Valerie and myself, would then be looked after by Babs, Ted and our Grandma, for the evening. Which was one of TV and treats. Like chocolates, oranges and nuts. My cousin Colin who was substantially younger than us. Missed the evenings, for he was in bed. While we watched Bonanza or Rawhide. TV westerns, like Gunsmoke, etc. Shows that today, I would feel dismissive of; for their gun culture.

Since living in Canada, over the years, I would travel back to North London. Where until 2002, they still lived above my mother. Dad having died in 1980. Mom now lives with Valerie my sister. Ted and Babs moved to an apartment about 1/4 mile away.

Colin and I would hang out together. Colin lived a few hundred yards down the road. Evening trips to the Greyhound at Church End. Sometimes with his then wife Lynn and sometimes his son Oliver. Oliver was a cute kid and a great sport. Called Ted … Gaggs.

Babs and Ted were like constants in life. Always open toward me/us, a pair of generous souls. Invited to watch soccer on TV and plates of sandwiches, crisps and pickles. Tea and chocolate biscuits. Ted would have beer and scotch for arrival, then Babs would show up with plates of sandwiches.

The last time I saw Ted, he was pretty much confined to a bed and armchair and had a young man to help him with his needs. A Philippino called Joe. While he had his own room, Joe was a paid for carer. With a family in Philippines.

Valerie and I took our Mom, to visit. Joe made tea and supplied biscuits … all too familiar. In place of Babs, who had since died.

Ted had spent a substantial part of WW2 in a German POW camp. The picture of his wife that he had kept through that stay, on the wall. He made the point of emphasizing, that the guards in the camp had been good to the POW’s. “The inmates had been allowed to keep their photos and personal jewellery”, he said, as he opened his hand to show his wedding ring.

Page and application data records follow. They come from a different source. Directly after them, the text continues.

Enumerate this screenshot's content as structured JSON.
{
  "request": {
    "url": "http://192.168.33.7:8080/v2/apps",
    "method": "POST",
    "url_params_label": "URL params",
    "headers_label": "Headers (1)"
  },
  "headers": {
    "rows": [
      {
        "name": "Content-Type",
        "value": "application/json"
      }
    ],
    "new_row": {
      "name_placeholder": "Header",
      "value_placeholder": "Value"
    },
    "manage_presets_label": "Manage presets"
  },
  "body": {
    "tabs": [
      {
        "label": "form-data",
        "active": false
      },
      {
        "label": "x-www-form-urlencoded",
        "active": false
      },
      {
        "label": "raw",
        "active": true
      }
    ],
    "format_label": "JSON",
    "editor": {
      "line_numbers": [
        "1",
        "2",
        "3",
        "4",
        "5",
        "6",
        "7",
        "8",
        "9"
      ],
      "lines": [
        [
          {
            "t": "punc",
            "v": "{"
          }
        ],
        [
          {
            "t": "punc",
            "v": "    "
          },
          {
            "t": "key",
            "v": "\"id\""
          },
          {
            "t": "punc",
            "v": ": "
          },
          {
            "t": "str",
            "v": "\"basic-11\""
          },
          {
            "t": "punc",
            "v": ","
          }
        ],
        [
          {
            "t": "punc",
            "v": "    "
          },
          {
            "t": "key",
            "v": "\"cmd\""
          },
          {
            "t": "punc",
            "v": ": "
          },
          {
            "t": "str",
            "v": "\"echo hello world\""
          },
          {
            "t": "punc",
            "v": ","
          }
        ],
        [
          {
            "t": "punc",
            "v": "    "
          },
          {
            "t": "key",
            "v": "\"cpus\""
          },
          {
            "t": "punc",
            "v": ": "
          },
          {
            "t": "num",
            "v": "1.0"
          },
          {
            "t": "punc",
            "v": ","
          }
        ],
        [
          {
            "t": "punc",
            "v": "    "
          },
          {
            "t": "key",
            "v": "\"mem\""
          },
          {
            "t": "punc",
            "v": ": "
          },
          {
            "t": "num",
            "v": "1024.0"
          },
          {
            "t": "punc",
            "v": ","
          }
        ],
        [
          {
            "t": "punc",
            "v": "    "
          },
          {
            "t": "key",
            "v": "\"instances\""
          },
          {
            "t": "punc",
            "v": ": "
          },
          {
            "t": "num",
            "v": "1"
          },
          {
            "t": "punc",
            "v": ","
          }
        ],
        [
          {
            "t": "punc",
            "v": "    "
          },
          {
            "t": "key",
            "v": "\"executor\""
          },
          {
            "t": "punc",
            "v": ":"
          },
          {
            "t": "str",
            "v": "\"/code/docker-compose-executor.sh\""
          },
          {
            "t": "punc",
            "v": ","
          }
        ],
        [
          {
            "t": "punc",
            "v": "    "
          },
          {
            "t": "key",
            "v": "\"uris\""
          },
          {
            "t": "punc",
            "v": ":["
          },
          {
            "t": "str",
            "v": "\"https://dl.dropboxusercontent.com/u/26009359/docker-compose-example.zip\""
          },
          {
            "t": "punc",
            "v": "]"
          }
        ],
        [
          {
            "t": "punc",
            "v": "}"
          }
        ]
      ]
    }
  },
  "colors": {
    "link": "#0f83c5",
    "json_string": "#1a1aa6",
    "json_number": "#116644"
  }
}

As we left, we said goodbye shook hands and kissed. Our eyes both welled with tears. So the news in late March, was not entirely unexpected. It has been a tough 7 years or so, for Colin. While the news was not unexpected it is with a mild shock, that it did come. For it brings on that sadness of memories past and the sadness that his great grand-daughter will miss the pleasure of growing up, with those two lovely people.